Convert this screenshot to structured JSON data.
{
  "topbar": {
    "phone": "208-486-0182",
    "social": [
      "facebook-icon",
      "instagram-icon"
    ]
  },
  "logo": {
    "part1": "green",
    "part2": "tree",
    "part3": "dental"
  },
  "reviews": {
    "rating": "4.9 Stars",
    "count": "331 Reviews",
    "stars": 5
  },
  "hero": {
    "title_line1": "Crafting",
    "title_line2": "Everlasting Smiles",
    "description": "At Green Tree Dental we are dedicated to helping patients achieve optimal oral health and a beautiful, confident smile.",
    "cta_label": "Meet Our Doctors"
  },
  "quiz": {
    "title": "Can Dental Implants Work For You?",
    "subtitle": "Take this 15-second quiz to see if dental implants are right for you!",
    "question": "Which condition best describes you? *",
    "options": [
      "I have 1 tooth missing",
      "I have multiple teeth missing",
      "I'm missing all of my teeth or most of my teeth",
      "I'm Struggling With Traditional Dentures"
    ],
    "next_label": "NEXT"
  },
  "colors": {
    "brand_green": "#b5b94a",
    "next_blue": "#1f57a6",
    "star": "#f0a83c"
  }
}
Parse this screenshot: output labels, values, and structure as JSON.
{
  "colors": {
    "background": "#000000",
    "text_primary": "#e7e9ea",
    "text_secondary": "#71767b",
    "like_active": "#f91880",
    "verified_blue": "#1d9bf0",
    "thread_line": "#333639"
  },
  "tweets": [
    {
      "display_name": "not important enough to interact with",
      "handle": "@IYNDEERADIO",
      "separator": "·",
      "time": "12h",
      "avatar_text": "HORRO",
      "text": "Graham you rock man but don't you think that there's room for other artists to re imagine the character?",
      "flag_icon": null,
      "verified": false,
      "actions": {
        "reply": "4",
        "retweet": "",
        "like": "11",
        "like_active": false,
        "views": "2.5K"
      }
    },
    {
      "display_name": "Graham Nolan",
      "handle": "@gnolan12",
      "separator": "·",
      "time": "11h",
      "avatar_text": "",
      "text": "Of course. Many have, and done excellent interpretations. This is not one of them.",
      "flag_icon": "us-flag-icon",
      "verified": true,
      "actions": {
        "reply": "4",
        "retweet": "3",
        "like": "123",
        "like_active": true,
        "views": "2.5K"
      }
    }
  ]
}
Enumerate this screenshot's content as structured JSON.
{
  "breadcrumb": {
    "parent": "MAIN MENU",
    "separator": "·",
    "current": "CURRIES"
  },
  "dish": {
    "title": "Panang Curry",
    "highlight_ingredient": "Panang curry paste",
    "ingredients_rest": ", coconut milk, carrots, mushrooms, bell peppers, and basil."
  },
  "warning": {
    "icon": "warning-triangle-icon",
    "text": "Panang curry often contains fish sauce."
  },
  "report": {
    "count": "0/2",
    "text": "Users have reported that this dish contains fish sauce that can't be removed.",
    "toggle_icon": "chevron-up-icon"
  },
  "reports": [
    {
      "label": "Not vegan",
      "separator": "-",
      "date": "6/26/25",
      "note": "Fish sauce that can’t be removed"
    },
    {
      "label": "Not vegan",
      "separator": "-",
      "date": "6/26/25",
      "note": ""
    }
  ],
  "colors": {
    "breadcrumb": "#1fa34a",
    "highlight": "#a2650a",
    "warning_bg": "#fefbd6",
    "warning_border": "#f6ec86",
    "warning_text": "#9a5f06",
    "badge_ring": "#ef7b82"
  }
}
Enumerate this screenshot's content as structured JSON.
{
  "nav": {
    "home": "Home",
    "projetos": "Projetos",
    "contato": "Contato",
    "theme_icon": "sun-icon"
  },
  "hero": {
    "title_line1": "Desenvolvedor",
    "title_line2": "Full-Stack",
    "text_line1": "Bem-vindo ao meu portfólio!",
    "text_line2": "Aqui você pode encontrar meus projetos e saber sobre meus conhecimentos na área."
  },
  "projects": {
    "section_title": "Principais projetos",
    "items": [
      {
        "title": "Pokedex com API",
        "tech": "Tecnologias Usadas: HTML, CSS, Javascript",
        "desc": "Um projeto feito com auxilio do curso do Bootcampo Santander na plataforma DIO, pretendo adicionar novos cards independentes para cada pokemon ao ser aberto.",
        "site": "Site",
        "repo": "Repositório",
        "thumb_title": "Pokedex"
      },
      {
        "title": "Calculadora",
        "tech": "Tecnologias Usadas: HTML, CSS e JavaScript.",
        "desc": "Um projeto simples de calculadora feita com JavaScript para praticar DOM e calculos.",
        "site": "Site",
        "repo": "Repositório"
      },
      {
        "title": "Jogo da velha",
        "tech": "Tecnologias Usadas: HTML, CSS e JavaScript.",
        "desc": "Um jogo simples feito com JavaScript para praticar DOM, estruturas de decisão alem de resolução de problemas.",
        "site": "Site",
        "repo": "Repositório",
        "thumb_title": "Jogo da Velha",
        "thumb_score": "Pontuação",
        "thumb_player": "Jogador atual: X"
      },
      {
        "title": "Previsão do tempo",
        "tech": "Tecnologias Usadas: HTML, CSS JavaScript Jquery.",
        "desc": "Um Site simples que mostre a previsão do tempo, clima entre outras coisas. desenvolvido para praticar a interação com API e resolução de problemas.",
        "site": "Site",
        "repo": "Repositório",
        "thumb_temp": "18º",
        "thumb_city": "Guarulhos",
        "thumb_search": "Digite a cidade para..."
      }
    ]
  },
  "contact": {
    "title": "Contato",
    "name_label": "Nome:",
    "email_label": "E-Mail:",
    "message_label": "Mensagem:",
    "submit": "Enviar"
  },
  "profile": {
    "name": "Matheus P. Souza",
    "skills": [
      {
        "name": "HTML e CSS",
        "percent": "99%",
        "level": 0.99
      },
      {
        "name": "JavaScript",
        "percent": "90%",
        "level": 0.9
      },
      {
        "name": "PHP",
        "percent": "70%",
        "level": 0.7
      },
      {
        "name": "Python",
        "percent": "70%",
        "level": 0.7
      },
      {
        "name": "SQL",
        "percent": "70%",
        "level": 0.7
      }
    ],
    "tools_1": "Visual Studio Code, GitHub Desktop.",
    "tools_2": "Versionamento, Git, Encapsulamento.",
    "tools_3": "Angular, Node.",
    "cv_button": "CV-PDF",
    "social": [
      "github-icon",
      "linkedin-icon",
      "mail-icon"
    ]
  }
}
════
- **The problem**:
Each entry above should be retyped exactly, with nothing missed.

- **Solution below**:
Convert this screenshot to structured JSON data.
{
  "topbar": {
    "phone": "208-486-0182",
    "social": [
      "facebook-icon",
      "instagram-icon"
    ]
  },
  "logo": {
    "part1": "green",
    "part2": "tree",
    "part3": "dental"
  },
  "reviews": {
    "rating": "4.9 Stars",
    "count": "331 Reviews",
    "stars": 5
  },
  "hero": {
    "title_line1": "Crafting",
    "title_line2": "Everlasting Smiles",
    "description": "At Green Tree Dental we are dedicated to helping patients achieve optimal oral health and a beautiful, confident smile.",
    "cta_label": "Meet Our Doctors"
  },
  "quiz": {
    "title": "Can Dental Implants Work For You?",
    "subtitle": "Take this 15-second quiz to see if dental implants are right for you!",
    "question": "Which condition best describes you? *",
    "options": [
      "I have 1 tooth missing",
      "I have multiple teeth missing",
      "I'm missing all of my teeth or most of my teeth",
      "I'm Struggling With Traditional Dentures"
    ],
    "next_label": "NEXT"
  },
  "colors": {
    "brand_green": "#b5b94a",
    "next_blue": "#1f57a6",
    "star": "#f0a83c"
  }
}
Parse this screenshot: output labels, values, and structure as JSON.
{
  "colors": {
    "background": "#000000",
    "text_primary": "#e7e9ea",
    "text_secondary": "#71767b",
    "like_active": "#f91880",
    "verified_blue": "#1d9bf0",
    "thread_line": "#333639"
  },
  "tweets": [
    {
      "display_name": "not important enough to interact with",
      "handle": "@IYNDEERADIO",
      "separator": "·",
      "time": "12h",
      "avatar_text": "HORRO",
      "text": "Graham you rock man but don't you think that there's room for other artists to re imagine the character?",
      "flag_icon": null,
      "verified": false,
      "actions": {
        "reply": "4",
        "retweet": "",
        "like": "11",
        "like_active": false,
        "views": "2.5K"
      }
    },
    {
      "display_name": "Graham Nolan",
      "handle": "@gnolan12",
      "separator": "·",
      "time": "11h",
      "avatar_text": "",
      "text": "Of course. Many have, and done excellent interpretations. This is not one of them.",
      "flag_icon": "us-flag-icon",
      "verified": true,
      "actions": {
        "reply": "4",
        "retweet": "3",
        "like": "123",
        "like_active": true,
        "views": "2.5K"
      }
    }
  ]
}
Enumerate this screenshot's content as structured JSON.
{
  "breadcrumb": {
    "parent": "MAIN MENU",
    "separator": "·",
    "current": "CURRIES"
  },
  "dish": {
    "title": "Panang Curry",
    "highlight_ingredient": "Panang curry paste",
    "ingredients_rest": ", coconut milk, carrots, mushrooms, bell peppers, and basil."
  },
  "warning": {
    "icon": "warning-triangle-icon",
    "text": "Panang curry often contains fish sauce."
  },
  "report": {
    "count": "0/2",
    "text": "Users have reported that this dish contains fish sauce that can't be removed.",
    "toggle_icon": "chevron-up-icon"
  },
  "reports": [
    {
      "label": "Not vegan",
      "separator": "-",
      "date": "6/26/25",
      "note": "Fish sauce that can’t be removed"
    },
    {
      "label": "Not vegan",
      "separator": "-",
      "date": "6/26/25",
      "note": ""
    }
  ],
  "colors": {
    "breadcrumb": "#1fa34a",
    "highlight": "#a2650a",
    "warning_bg": "#fefbd6",
    "warning_border": "#f6ec86",
    "warning_text": "#9a5f06",
    "badge_ring": "#ef7b82"
  }
}
Enumerate this screenshot's content as structured JSON.
{
  "nav": {
    "home": "Home",
    "projetos": "Projetos",
    "contato": "Contato",
    "theme_icon": "sun-icon"
  },
  "hero": {
    "title_line1": "Desenvolvedor",
    "title_line2": "Full-Stack",
    "text_line1": "Bem-vindo ao meu portfólio!",
    "text_line2": "Aqui você pode encontrar meus projetos e saber sobre meus conhecimentos na área."
  },
  "projects": {
    "section_title": "Principais projetos",
    "items": [
      {
        "title": "Pokedex com API",
        "tech": "Tecnologias Usadas: HTML, CSS, Javascript",
        "desc": "Um projeto feito com auxilio do curso do Bootcampo Santander na plataforma DIO, pretendo adicionar novos cards independentes para cada pokemon ao ser aberto.",
        "site": "Site",
        "repo": "Repositório",
        "thumb_title": "Pokedex"
      },
      {
        "title": "Calculadora",
        "tech": "Tecnologias Usadas: HTML, CSS e JavaScript.",
        "desc": "Um projeto simples de calculadora feita com JavaScript para praticar DOM e calculos.",
        "site": "Site",
        "repo": "Repositório"
      },
      {
        "title": "Jogo da velha",
        "tech": "Tecnologias Usadas: HTML, CSS e JavaScript.",
        "desc": "Um jogo simples feito com JavaScript para praticar DOM, estruturas de decisão alem de resolução de problemas.",
        "site": "Site",
        "repo": "Repositório",
        "thumb_title": "Jogo da Velha",
        "thumb_score": "Pontuação",
        "thumb_player": "Jogador atual: X"
      },
      {
        "title": "Previsão do tempo",
        "tech": "Tecnologias Usadas: HTML, CSS JavaScript Jquery.",
        "desc": "Um Site simples que mostre a previsão do tempo, clima entre outras coisas. desenvolvido para praticar a interação com API e resolução de problemas.",
        "site": "Site",
        "repo": "Repositório",
        "thumb_temp": "18º",
        "thumb_city": "Guarulhos",
        "thumb_search": "Digite a cidade para..."
      }
    ]
  },
  "contact": {
    "title": "Contato",
    "name_label": "Nome:",
    "email_label": "E-Mail:",
    "message_label": "Mensagem:",
    "submit": "Enviar"
  },
  "profile": {
    "name": "Matheus P. Souza",
    "skills": [
      {
        "name": "HTML e CSS",
        "percent": "99%",
        "level": 0.99
      },
      {
        "name": "JavaScript",
        "percent": "90%",
        "level": 0.9
      },
      {
        "name": "PHP",
        "percent": "70%",
        "level": 0.7
      },
      {
        "name": "Python",
        "percent": "70%",
        "level": 0.7
      },
      {
        "name": "SQL",
        "percent": "70%",
        "level": 0.7
      }
    ],
    "tools_1": "Visual Studio Code, GitHub Desktop.",
    "tools_2": "Versionamento, Git, Encapsulamento.",
    "tools_3": "Angular, Node.",
    "cv_button": "CV-PDF",
    "social": [
      "github-icon",
      "linkedin-icon",
      "mail-icon"
    ]
  }
}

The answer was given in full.